The one big thing that hypervisors can do, that containers can't do is create VMs that use different operating systems and kernels. You can, for example, use VMware vSphere to run instances of Ubuntu Linux 14.04 and Windows Server 2012 simultaneously. In LXC, all containers must use the same operating system and kernel. So, you can't mix and match containers the way you can VMs.
So why should you bother with containers? For one simple reason: You can stick a lot more containers on a single server than you can VMs. How many more? Try two to three times more.
For example, Google uses containers all the time. If anyone knows about how to get the most bang from their servers, it's Google. As Bottomley said, "Google invested in containers early on. Anything you do on Google today is done in a container -- whether it's Search, Gmail, Google Docs -- you get a container of your own for each service." Google has open-sourced its own container stack, lmctfy (Let Me Contain That For You), if you'd like to see how Google does it.
Some experts, such as Stéphane Graber, one of the LXC project's leaders, believes that, "lmctfy isn't a full fledged container technology, Google rather confusingly uses "containers" to really mean "cgroups". lmctfy is a userspace tool and library to easily create and manage cgroups, nothing else. You won't get a full container, in the non-Google sense of the term, by using it."

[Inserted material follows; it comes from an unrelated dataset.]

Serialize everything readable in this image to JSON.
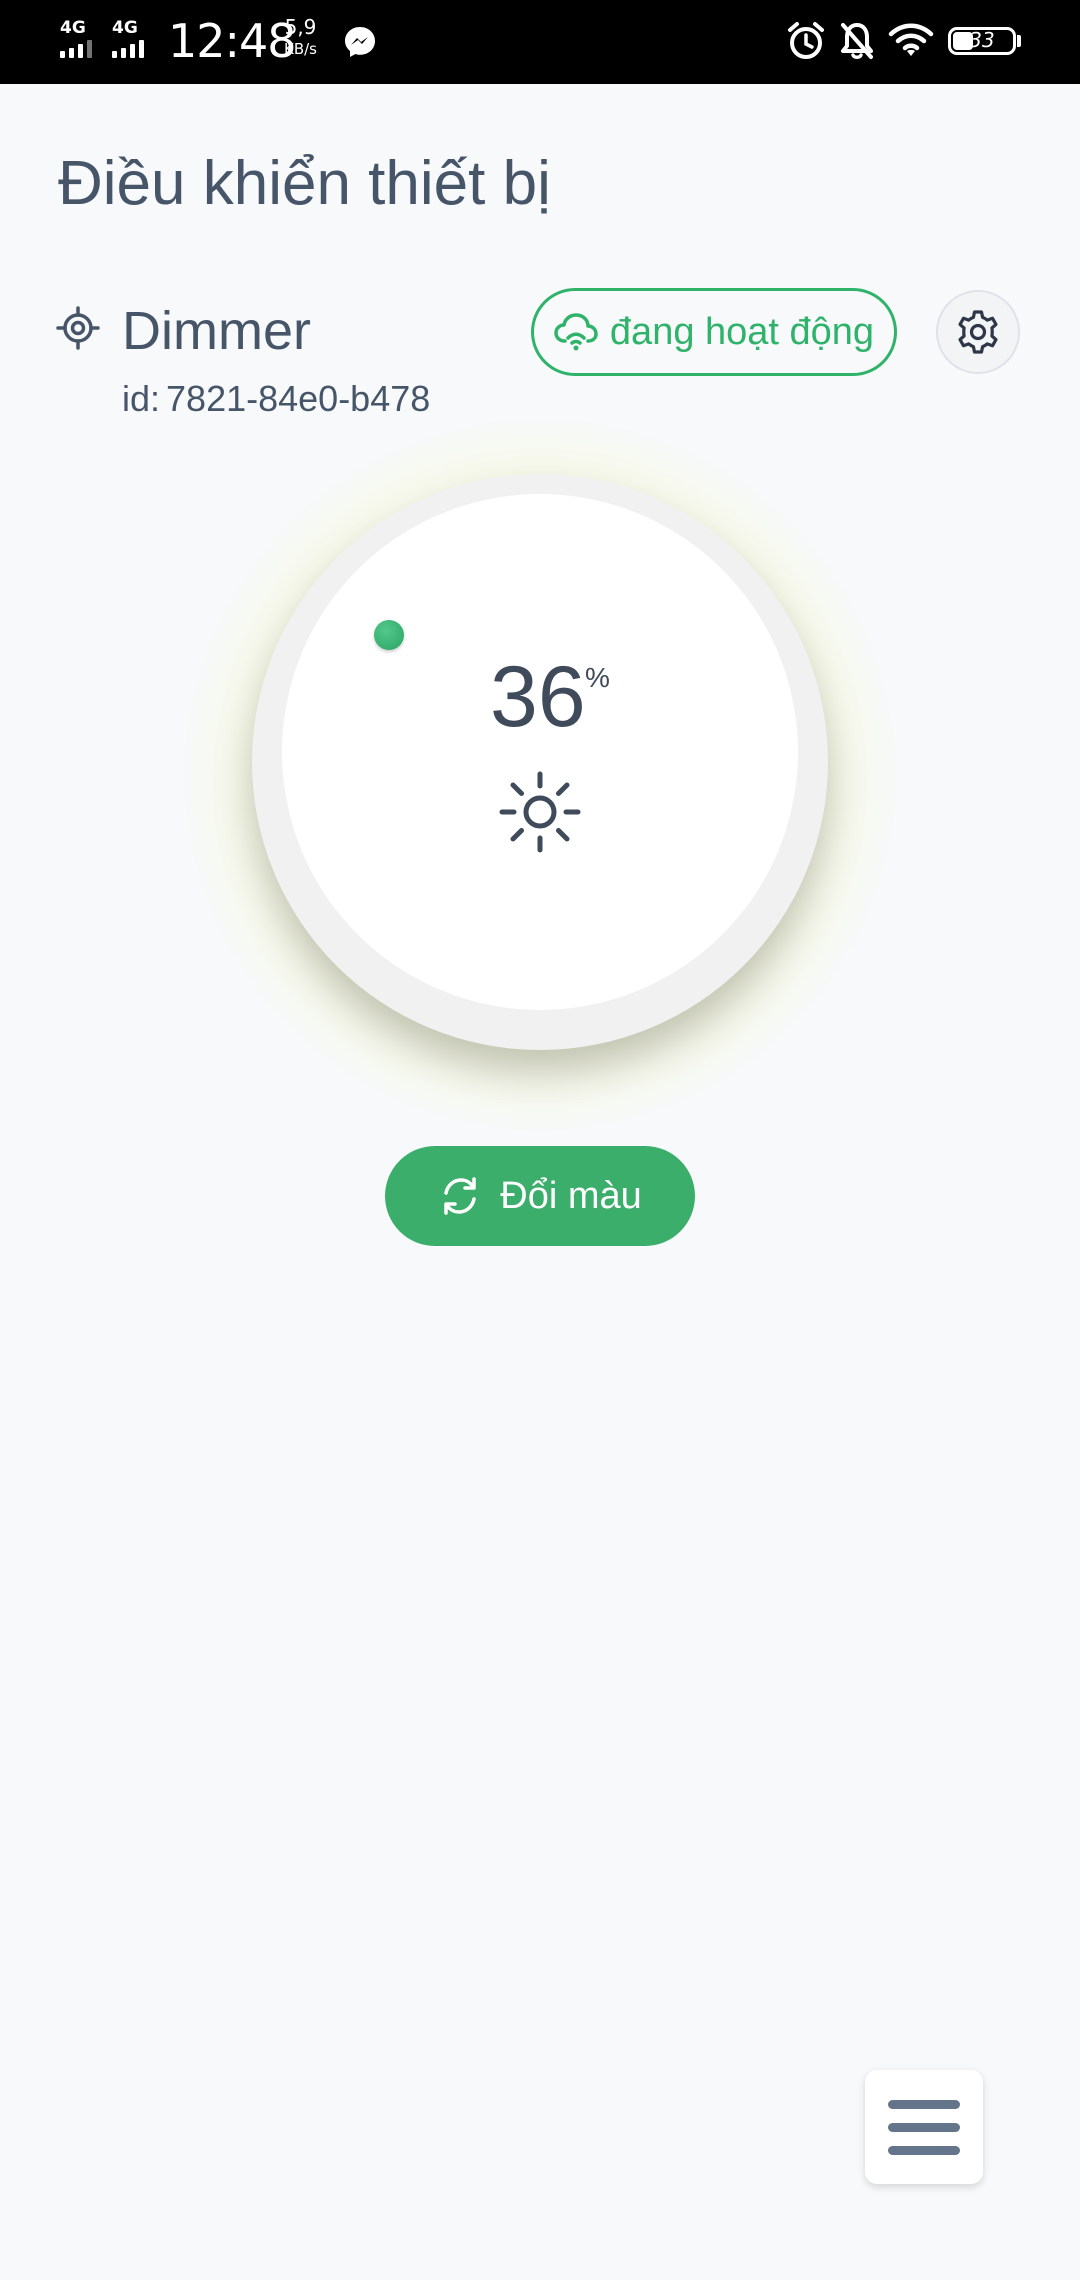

And so we finally arrive at why containers are important for businesses: They enable you to make much more effective use of your server hardware. At day's end, containers are not important for their technology, they're important because they can substantially help your bottom line.